(Website and app data records)
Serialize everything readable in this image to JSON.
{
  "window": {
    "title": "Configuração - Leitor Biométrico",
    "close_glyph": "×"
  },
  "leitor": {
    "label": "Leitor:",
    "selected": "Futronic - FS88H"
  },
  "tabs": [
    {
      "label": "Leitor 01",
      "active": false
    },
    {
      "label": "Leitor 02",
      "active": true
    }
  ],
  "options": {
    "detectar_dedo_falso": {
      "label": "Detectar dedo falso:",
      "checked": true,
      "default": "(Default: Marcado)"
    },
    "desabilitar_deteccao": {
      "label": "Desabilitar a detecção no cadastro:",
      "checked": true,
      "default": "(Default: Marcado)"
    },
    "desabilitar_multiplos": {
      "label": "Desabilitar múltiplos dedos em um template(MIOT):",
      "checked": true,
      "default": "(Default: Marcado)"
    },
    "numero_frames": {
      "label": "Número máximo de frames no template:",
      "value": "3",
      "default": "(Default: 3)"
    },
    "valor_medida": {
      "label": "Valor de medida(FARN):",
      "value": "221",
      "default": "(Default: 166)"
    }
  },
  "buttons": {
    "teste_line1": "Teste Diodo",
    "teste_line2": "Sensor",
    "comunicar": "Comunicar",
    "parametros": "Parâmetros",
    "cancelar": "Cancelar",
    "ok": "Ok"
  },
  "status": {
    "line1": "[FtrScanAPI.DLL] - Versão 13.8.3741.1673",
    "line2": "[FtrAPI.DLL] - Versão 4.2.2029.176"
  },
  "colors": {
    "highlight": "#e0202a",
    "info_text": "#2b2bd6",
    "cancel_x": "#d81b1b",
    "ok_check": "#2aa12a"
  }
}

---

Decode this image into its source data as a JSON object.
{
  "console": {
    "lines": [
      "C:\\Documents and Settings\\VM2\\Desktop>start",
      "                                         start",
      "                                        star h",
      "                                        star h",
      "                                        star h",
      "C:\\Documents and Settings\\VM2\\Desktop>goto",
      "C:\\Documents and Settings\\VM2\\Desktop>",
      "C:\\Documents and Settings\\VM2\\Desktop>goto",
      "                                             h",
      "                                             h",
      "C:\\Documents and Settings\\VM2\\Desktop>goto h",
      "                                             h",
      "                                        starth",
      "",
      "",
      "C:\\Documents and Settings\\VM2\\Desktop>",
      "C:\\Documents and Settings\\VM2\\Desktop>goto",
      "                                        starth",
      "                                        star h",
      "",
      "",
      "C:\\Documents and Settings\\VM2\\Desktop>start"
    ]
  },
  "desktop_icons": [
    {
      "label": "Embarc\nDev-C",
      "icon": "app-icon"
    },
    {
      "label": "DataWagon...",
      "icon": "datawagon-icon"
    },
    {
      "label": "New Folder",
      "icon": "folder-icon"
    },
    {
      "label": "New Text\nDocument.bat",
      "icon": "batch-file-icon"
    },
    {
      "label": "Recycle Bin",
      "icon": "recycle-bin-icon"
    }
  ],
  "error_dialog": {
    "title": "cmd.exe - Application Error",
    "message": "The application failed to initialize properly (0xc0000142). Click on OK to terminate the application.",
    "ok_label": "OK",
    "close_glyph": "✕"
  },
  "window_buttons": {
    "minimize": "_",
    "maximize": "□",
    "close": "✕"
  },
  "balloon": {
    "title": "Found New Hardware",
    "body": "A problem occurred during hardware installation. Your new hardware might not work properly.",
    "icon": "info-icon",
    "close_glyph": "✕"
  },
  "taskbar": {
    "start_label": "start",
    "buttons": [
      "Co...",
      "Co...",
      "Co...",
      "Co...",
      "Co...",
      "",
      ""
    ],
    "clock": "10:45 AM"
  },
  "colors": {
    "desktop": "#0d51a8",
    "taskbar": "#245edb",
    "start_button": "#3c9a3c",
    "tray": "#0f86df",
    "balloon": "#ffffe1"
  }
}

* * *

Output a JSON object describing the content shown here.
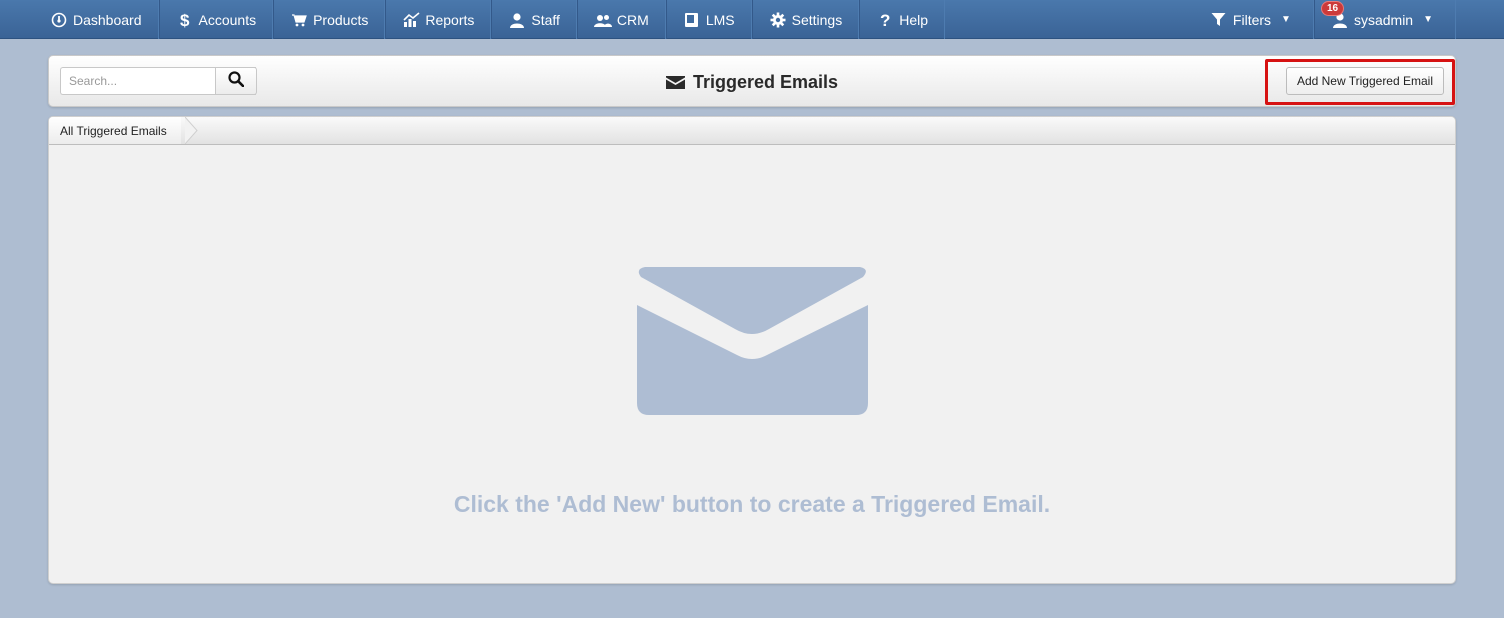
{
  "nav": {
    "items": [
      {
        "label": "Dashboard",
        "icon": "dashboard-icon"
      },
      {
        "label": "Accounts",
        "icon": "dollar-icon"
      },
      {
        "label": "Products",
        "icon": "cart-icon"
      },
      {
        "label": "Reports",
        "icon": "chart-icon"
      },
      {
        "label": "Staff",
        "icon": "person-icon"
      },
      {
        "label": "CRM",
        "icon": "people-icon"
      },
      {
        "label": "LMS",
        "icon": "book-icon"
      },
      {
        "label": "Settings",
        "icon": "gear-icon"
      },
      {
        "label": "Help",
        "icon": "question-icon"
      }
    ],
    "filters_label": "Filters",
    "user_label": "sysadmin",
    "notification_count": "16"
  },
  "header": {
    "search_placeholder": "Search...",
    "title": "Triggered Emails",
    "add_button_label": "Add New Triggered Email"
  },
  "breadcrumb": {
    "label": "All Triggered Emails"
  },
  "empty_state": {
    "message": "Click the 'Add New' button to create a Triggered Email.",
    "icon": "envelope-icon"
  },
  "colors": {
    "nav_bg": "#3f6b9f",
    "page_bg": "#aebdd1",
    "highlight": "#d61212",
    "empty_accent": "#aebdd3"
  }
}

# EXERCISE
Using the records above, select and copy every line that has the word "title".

# ANSWER AREA
    "title": "Configuração - Leitor Biométrico",
    "title": "cmd.exe - Application Error",
    "title": "Found New Hardware",
    "title": "Triggered Emails",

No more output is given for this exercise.